Every record that follows is to be copied exactly, with the pictures omitted.

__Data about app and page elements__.
[Start of Attachment]

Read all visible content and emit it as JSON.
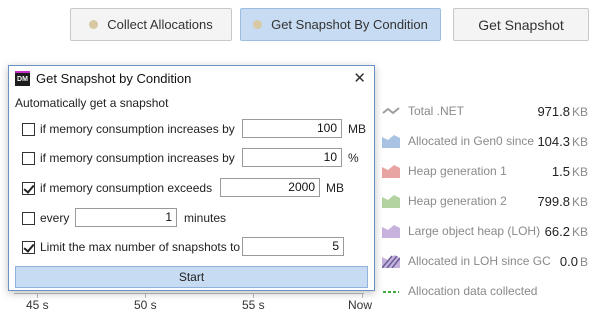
{
  "toolbar": {
    "collect_label": "Collect Allocations",
    "condition_label": "Get Snapshot By Condition",
    "snapshot_label": "Get Snapshot"
  },
  "legend": [
    {
      "label": "Total .NET",
      "value": "971.8",
      "unit": "KB",
      "color": "#9e9e9e",
      "icon": "line-icon"
    },
    {
      "label": "Allocated in Gen0 since",
      "value": "104.3",
      "unit": "KB",
      "color": "#a9c4e2",
      "icon": "area-icon"
    },
    {
      "label": "Heap generation 1",
      "value": "1.5",
      "unit": "KB",
      "color": "#e8a3a3",
      "icon": "area-icon"
    },
    {
      "label": "Heap generation 2",
      "value": "799.8",
      "unit": "KB",
      "color": "#b3d3a0",
      "icon": "area-icon"
    },
    {
      "label": "Large object heap (LOH)",
      "value": "66.2",
      "unit": "KB",
      "color": "#c6b2dd",
      "icon": "area-icon"
    },
    {
      "label": "Allocated in LOH since GC",
      "value": "0.0",
      "unit": "B",
      "color": "#8a7cb5",
      "icon": "hatched-area-icon"
    },
    {
      "label": "Allocation data collected",
      "value": "",
      "unit": "",
      "color": "#3fae3f",
      "icon": "dashed-line-icon"
    }
  ],
  "axis": {
    "ticks": [
      "45 s",
      "50 s",
      "55 s",
      "Now"
    ]
  },
  "dialog": {
    "title": "Get Snapshot by Condition",
    "app_icon_text": "DM",
    "section_label": "Automatically get a snapshot",
    "conditions": [
      {
        "label": "if memory consumption increases by",
        "value": "100",
        "unit": "MB",
        "checked": false
      },
      {
        "label": "if memory consumption increases by",
        "value": "10",
        "unit": "%",
        "checked": false
      },
      {
        "label": "if memory consumption exceeds",
        "value": "2000",
        "unit": "MB",
        "checked": true
      },
      {
        "label": "every",
        "value": "1",
        "unit": "minutes",
        "checked": false
      },
      {
        "label": "Limit the max number of snapshots to",
        "value": "5",
        "unit": "",
        "checked": true
      }
    ],
    "start_label": "Start"
  }
}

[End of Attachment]

__Result of the exercise__.
Read all visible content and emit it as JSON.
{
  "toolbar": {
    "collect_label": "Collect Allocations",
    "condition_label": "Get Snapshot By Condition",
    "snapshot_label": "Get Snapshot"
  },
  "legend": [
    {
      "label": "Total .NET",
      "value": "971.8",
      "unit": "KB",
      "color": "#9e9e9e",
      "icon": "line-icon"
    },
    {
      "label": "Allocated in Gen0 since",
      "value": "104.3",
      "unit": "KB",
      "color": "#a9c4e2",
      "icon": "area-icon"
    },
    {
      "label": "Heap generation 1",
      "value": "1.5",
      "unit": "KB",
      "color": "#e8a3a3",
      "icon": "area-icon"
    },
    {
      "label": "Heap generation 2",
      "value": "799.8",
      "unit": "KB",
      "color": "#b3d3a0",
      "icon": "area-icon"
    },
    {
      "label": "Large object heap (LOH)",
      "value": "66.2",
      "unit": "KB",
      "color": "#c6b2dd",
      "icon": "area-icon"
    },
    {
      "label": "Allocated in LOH since GC",
      "value": "0.0",
      "unit": "B",
      "color": "#8a7cb5",
      "icon": "hatched-area-icon"
    },
    {
      "label": "Allocation data collected",
      "value": "",
      "unit": "",
      "color": "#3fae3f",
      "icon": "dashed-line-icon"
    }
  ],
  "axis": {
    "ticks": [
      "45 s",
      "50 s",
      "55 s",
      "Now"
    ]
  },
  "dialog": {
    "title": "Get Snapshot by Condition",
    "app_icon_text": "DM",
    "section_label": "Automatically get a snapshot",
    "conditions": [
      {
        "label": "if memory consumption increases by",
        "value": "100",
        "unit": "MB",
        "checked": false
      },
      {
        "label": "if memory consumption increases by",
        "value": "10",
        "unit": "%",
        "checked": false
      },
      {
        "label": "if memory consumption exceeds",
        "value": "2000",
        "unit": "MB",
        "checked": true
      },
      {
        "label": "every",
        "value": "1",
        "unit": "minutes",
        "checked": false
      },
      {
        "label": "Limit the max number of snapshots to",
        "value": "5",
        "unit": "",
        "checked": true
      }
    ],
    "start_label": "Start"
  }
}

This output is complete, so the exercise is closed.